Review: Full Frontal Prudity

Amelia Oakley 2 March 2016

At moments, Full Front Prudity is an example of cohesive collective student comedy at its best. In the small, informal Pembroke Cellars that can often generate awkward intimacy, the cast, who have featured in numerous Footlights Smokers, work well to ensure that their pub set-up provides an immersive and often hilarious evening of comedy.

Providing free beers to all audience members, the show is shaped by the creation of ‘The Cricketer’s Legs’. This is a pub presided over by landlord Ruari Bride, which allows for a clever unifying device, with all sketches (however loosely) relevant to the goings-on of the small country pub. Whilst other Cambridge sketch shows often seem haphazardly pieced together, this is intelligently interconnected and, aside from an uncomfortable moment revolving around an ISIS joke, is consistently successful in garnering laughs. 

Although there are some flaws in performance towards the beginning, with one instance of forgetting lines and some corpsing, the sketches gather visible momentum as the show progresses. Particular highlights include a dispute between Enrico Hallworth and Adam Woolf, surviving an accident with a pair of glasses very smoothly, and the whole troupe’s hilarious rendition of ‘Next Hype’. It's the relationships between the cast that render the show most impressive, as the ensemble nature of most of their sketches create a consistently high level of engagement, ensuring that laughter continues throughout.

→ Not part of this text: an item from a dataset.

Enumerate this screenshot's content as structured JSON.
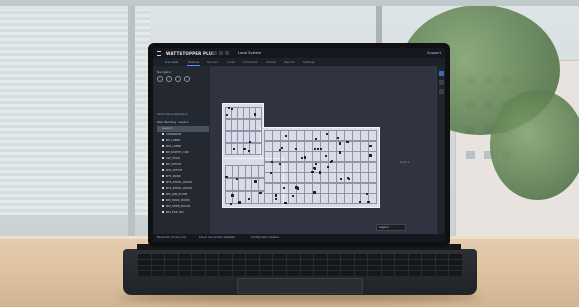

The show is characterised by a self-consciousness that elevates the best sketches – particularly one involving MI5 and Jasmine Rees’ excellent cowboy villain. A few parts, however, are weakened by this as there seems to be an awareness on the cast’s part that these didn’t match up to the more successful moments of the performance.

Allowing for the usual hiccups of opening night, Full Frontal Prudity demonstrates both excellent writing and acting as well as a comedy troupe with a very successful group dynamic. The sharp, varying humour creates a volume of impressively diverse material and the initially awkward moments of the beginning fade away, ensuring that the show is far more than just the free pint it advertises and not to be missed.